This past weekend, I attended MPLS. St. Paul magazine’s Fit Fest presented by Northwestern Health Sciences University with my friend, the mysterious V (she values her privacy). By fest’s end, we decided that we must do it again next year. Don’t you love it when you try something new and are so glad that you did?
The day was just what I needed to regroup and shift my focus back into fitness gear. After all, the past few weeks have been filled with: a birthday trip to Chicago filled with delicious food and a chance to see an amazing show, coming down with a wicked cold (or the flu) two days before moving to our new house, medicating my way through the move, and Valentine’s Day. During those weeks, I was too busy celebrating-sick-stressed to care much about what I consumed. Post Fit Fest, I’m ready to get after it.
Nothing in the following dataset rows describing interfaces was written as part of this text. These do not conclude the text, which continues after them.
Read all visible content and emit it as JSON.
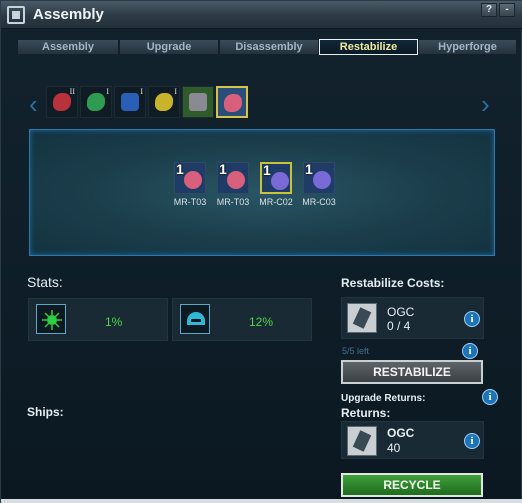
{
  "window": {
    "title": "Assembly",
    "help_label": "?",
    "minimize_label": "-"
  },
  "tabs": [
    {
      "label": "Assembly",
      "active": false
    },
    {
      "label": "Upgrade",
      "active": false
    },
    {
      "label": "Disassembly",
      "active": false
    },
    {
      "label": "Restabilize",
      "active": true
    },
    {
      "label": "Hyperforge",
      "active": false
    }
  ],
  "item_strip": {
    "items": [
      {
        "rank": "II",
        "icon": "red-module-icon",
        "color": "#b8323c"
      },
      {
        "rank": "I",
        "icon": "green-module-icon",
        "color": "#2e9a52"
      },
      {
        "rank": "I",
        "icon": "blue-engine-icon",
        "color": "#2a5fb8"
      },
      {
        "rank": "I",
        "icon": "yellow-module-icon",
        "color": "#c8b42a"
      },
      {
        "rank": "",
        "icon": "grey-turret-icon",
        "color": "#8a8a92"
      },
      {
        "rank": "",
        "icon": "pink-ring-module-icon",
        "color": "#d8607c",
        "selected": true
      }
    ]
  },
  "panel": {
    "items": [
      {
        "count": "1",
        "label": "MR-T03",
        "color": "#d8607c",
        "bg": "#1e3c66"
      },
      {
        "count": "1",
        "label": "MR-T03",
        "color": "#d8607c",
        "bg": "#1e3c66"
      },
      {
        "count": "1",
        "label": "MR-C02",
        "color": "#7a6ad8",
        "bg": "#1e3c66",
        "selected": true
      },
      {
        "count": "1",
        "label": "MR-C03",
        "color": "#7a6ad8",
        "bg": "#1e3c66"
      }
    ]
  },
  "stats": {
    "label": "Stats:",
    "items": [
      {
        "icon": "green-bug-icon",
        "value": "1%"
      },
      {
        "icon": "cyan-helmet-icon",
        "value": "12%"
      }
    ]
  },
  "ships_label": "Ships:",
  "restabilize_costs": {
    "heading": "Restabilize Costs:",
    "item_name": "OGC",
    "amount": "0 / 4",
    "left_text": "5/5 left",
    "button_label": "RESTABILIZE"
  },
  "returns": {
    "upgrade_returns_label": "Upgrade Returns:",
    "heading": "Returns:",
    "item_name": "OGC",
    "amount": "40",
    "button_label": "RECYCLE"
  },
  "info_glyph": "i"
}
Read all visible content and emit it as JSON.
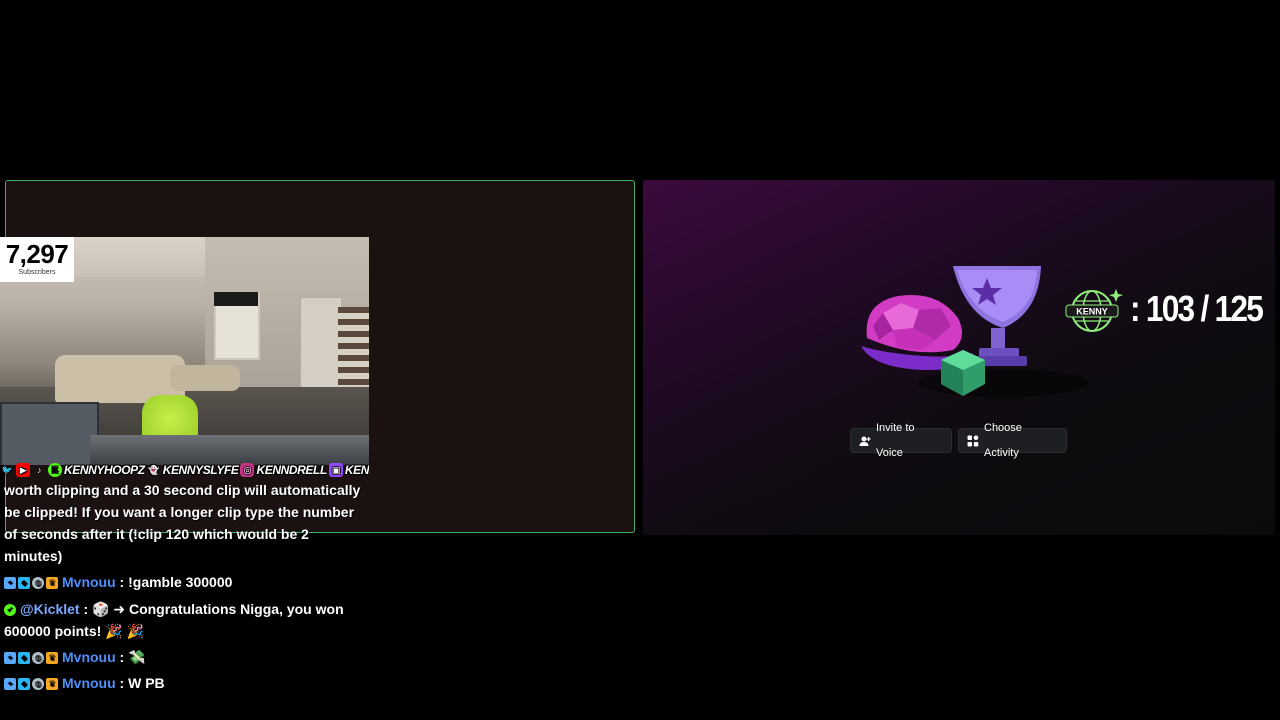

Our Day at Fit Fest
At 8 a.m we took weRow Sculpt led by Tish Watson, owner of weRow. Oh did we work! Red faced and smiling we went upstairs to check out some of the vendor booths (more on that later). I’d never heard of row fitness classes before. If you have a chance, take one. If you’re in Minneapolis and have a chance, take one at the weRow studio.
Next up was Turbo Kick led by Janelle Schirmers of Beachbody LIVE. About 10 years ago I took a Turbo Kick class and hated it. I’m glad I decided to give it another chance. Turbo Kick led by Janelle has a fun party vibe and I had a blast. It was high intensity with lots of water breaks.
At 11, we parted, because V wanted to Zumba and I wanted to Barre Bliss. Even though the Barre Bliss class was super low intensity (it’s a mix of yoga, pilates, and ballet), I could feel my muscles working beyond exhaustion. One new-to-me exercise: push-ups done in a downward dog position. It felt great having my arm and shoulder muscles worked in a different way. I will be doing those again. The class was the perfect final workout for the day.
We lunched on food provided by Wedge Community Co-Op. I selected the Italian Focaccia with Italian-marinated peppers and red onion, tomato, fresh basil, smoked provolone on a baked rosemary focaccia. Yum!
Then we wandered around to the vendor booths we hadn’t had a chance to visit yet (including The Aviary‘s Aerial Fitness Demo – so fun!).
The one and only seminar we went to (and I am so glad we stayed and went to it) was: From a Cubicle to a US Olympian in Two Years presented by Mechelle Lewis Freeman. Lewis-Freeman is also the founder of TrackGirlz, an organization that promotes confidence, community, and healthy lifestyles through fitness events, leaderships camps, and athletic leisure apparel. After her speech and Q&A, I felt inspired, capable, and ready to choose the greater for me options in life even if I have to do them afraid.
Here’s what I learned:
- You can do anything for 2 minutes. You can do anything for 90 seconds. You can do anything for 8 seconds. Workout instructors are not lying when they say this. You can begrudge them and curse them all you want during those final minutes and seconds, it won’t make them wrong.
- My body can push harder than I make it on the regular and that is why I am going to start taking more fitness classes.
- There is a company called Origin Meals that creates chef-driven, handmade, gluten-free & dairy-free meals (paleo, modified paleo, and vegetarian) serving parts of Minnesota, Wisconsin, and Illinois. There are pick-ups available in my hometown and I had no idea until I was at an event in the big city. V and I tried samples of their chicken corn chowder. It was delicious! I will be giving one of their meal plans a try soon.
- I am lean. The Bod Pod told me so. My fat % is 18.9. The next level to get to is Ultra Lean, which according to the Bod Pod Body Composition Tracking System Analysis, is the fat level often found in elite athletes. I need to lose .9% of my fat mass to get there.
- Impossible is nothing. Mechelle Lewis Freeman shared this quote of Muhammad Ali’s a few times during her speech. Here is the full quote: Impossible is just a word thrown around by small men who find it easier to live in the world they’ve been given than to explore the power they have to change it. Impossible is not a fact. It’s an opinion. Impossible is potential. Impossible is temporary. Impossible is nothing.
- Sometimes, even an Olympic athlete has to do what they’re doing afraid.
The fest went from 8a.m. – 2p.m and cost $35. We were given a swag bag at the end of the event filled with information, coupons, a Step One Dark Chocolate Crunch Bar, and more. Lunch was included. In other words, it was a great value (imho).